Broker tips: LSE, Ferrexpo, RBS
Analysts at Credit Suisse hiked their target price on the LSE's shares, telling clients they now had greater confidence in the outlook for the firm's core index business, FTSE Russell.
Hence their decision to raise their earnings per share estimates for 2018 and 2019 by three to four per cent.
The target price went up from 3,600p to 4,150p as a result.
Both FTSE Russell and LCH Clearnet saw strong revenue growth in the first half of 2017, were well-positioned to benefit from further structural growth and enjoyed high barriers to entry, they said.
In parallel, underlying costs were well-controlled, rising by just 5% year-on-year, which helped boost the company's margins despite increased investment.
Credit Suisse estimated LSE was capable of growing its EBITDA margins to about 55% by 2019, with consensus already eyeing a 52% margin by 2019. That left scope for upgrades of roughly 7%.
HSBC downgraded Ferrexpo to 'hold' from 'buy' and trimmed the price target to 225p from 230p, saying the stock is now fully valued.
The bank pointed out that recent share price strength has pushed the stock's 12-month forward EV/EBITDA to 5.3x and a price-to-earnings of 8.0x, and that these multiples are trading at 15% and 20% premiums to their through-the-cycle averages and concur with its discounted cash flow-based valuation metric.
It said the company's first-half results were good, with reported earnings before interest, tax, depreciation and amortisation of $287m, well ahead of company-collated consensus but lower than HSBC’s $311m forecast.
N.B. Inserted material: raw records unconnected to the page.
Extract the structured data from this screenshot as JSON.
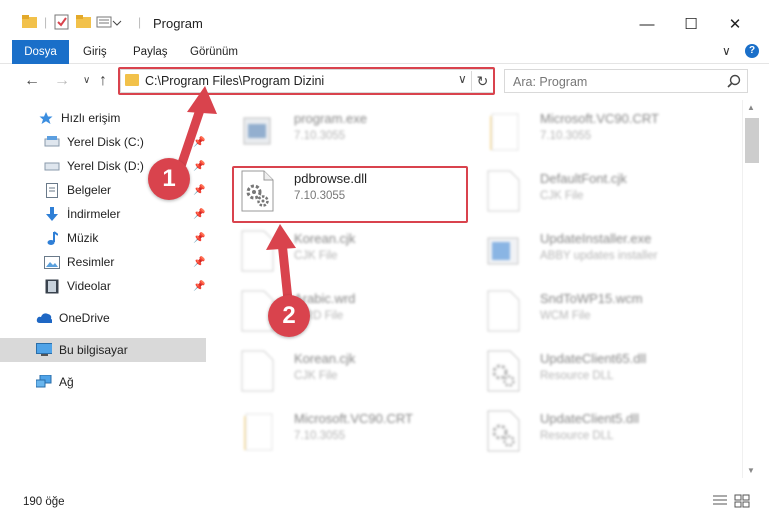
{
  "window": {
    "title": "Program",
    "minimize": "—",
    "maximize": "☐",
    "close": "✕"
  },
  "ribbon": {
    "tabs": [
      "Dosya",
      "Giriş",
      "Paylaş",
      "Görünüm"
    ],
    "expand": "∨",
    "help": "?"
  },
  "nav": {
    "back": "←",
    "forward": "→",
    "recent": "∨",
    "up": "↑",
    "address": "C:\\Program Files\\Program Dizini",
    "dropdown": "∨",
    "refresh": "↻",
    "search_placeholder": "Ara: Program"
  },
  "sidebar": {
    "items": [
      {
        "label": "Hızlı erişim",
        "icon": "star-icon",
        "pinned": false
      },
      {
        "label": "Yerel Disk (C:)",
        "icon": "drive-icon",
        "pinned": true
      },
      {
        "label": "Yerel Disk (D:)",
        "icon": "drive-icon",
        "pinned": true
      },
      {
        "label": "Belgeler",
        "icon": "documents-icon",
        "pinned": true
      },
      {
        "label": "İndirmeler",
        "icon": "download-icon",
        "pinned": true
      },
      {
        "label": "Müzik",
        "icon": "music-icon",
        "pinned": true
      },
      {
        "label": "Resimler",
        "icon": "pictures-icon",
        "pinned": true
      },
      {
        "label": "Videolar",
        "icon": "videos-icon",
        "pinned": true
      },
      {
        "label": "OneDrive",
        "icon": "cloud-icon",
        "pinned": false
      },
      {
        "label": "Bu bilgisayar",
        "icon": "computer-icon",
        "pinned": false,
        "selected": true
      },
      {
        "label": "Ağ",
        "icon": "network-icon",
        "pinned": false
      }
    ],
    "pin_glyph": "📌"
  },
  "files": {
    "left": [
      {
        "name": "program.exe",
        "sub": "7.10.3055",
        "type": "exe",
        "blurred": true
      },
      {
        "name": "pdbrowse.dll",
        "sub": "7.10.3055",
        "type": "dll",
        "blurred": false
      },
      {
        "name": "Korean.cjk",
        "sub": "CJK File",
        "type": "blank",
        "blurred": true
      },
      {
        "name": "Arabic.wrd",
        "sub": "WRD File",
        "type": "blank",
        "blurred": true
      },
      {
        "name": "Korean.cjk",
        "sub": "CJK File",
        "type": "blank",
        "blurred": true
      },
      {
        "name": "Microsoft.VC90.CRT",
        "sub": "7.10.3055",
        "type": "folder",
        "blurred": true
      }
    ],
    "right": [
      {
        "name": "Microsoft.VC90.CRT",
        "sub": "7.10.3055",
        "type": "folder",
        "blurred": true
      },
      {
        "name": "DefaultFont.cjk",
        "sub": "CJK File",
        "type": "blank",
        "blurred": true
      },
      {
        "name": "UpdateInstaller.exe",
        "sub": "ABBY updates installer",
        "type": "installer",
        "blurred": true
      },
      {
        "name": "SndToWP15.wcm",
        "sub": "WCM File",
        "type": "blank",
        "blurred": true
      },
      {
        "name": "UpdateClient65.dll",
        "sub": "Resource DLL",
        "type": "dll",
        "blurred": true
      },
      {
        "name": "UpdateClient5.dll",
        "sub": "Resource DLL",
        "type": "dll",
        "blurred": true
      }
    ]
  },
  "status": {
    "count": "190 öğe"
  },
  "annotations": {
    "step1": "1",
    "step2": "2",
    "accent": "#d9434d"
  }
}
In addition, EBITDA was substantially higher than the past two six-monthly periods as the impact of iron ore price and pellet premium strength offset higher C1 costs and lower volumes.
However, HSBC said Ferrexpo would be hard-pressed to replicate this result in the second half of this year and FY18.
Investec's Ian Gordon hailed Royal Bank of Scotland's latest set of quarterly results but reiterated his 'hold' stance on the shares.
The lender "very much" continued to be multi-year recovery story, Gordon explained in a research note sent to clients.
Nevertheless, he conceded that RBS had "travelled well" into the results, adding: "but this looks to be entirely justified and the shares should go better today."
As he pointed out, underlying profits of £1.69bn were 59% ahead of the company-compiled consensus, tangible net asset value was up 3p to 300p on the quarter, impairments were 56% better than consensus, negative revenues within Capital Resolution were £101m better than consensus and NatWest Markets continued to perform "extremey well".
On the flip side, on his estimates RBS's tNAV would decline in the backhalf of 2017, troughing at about 290p but improving after that point.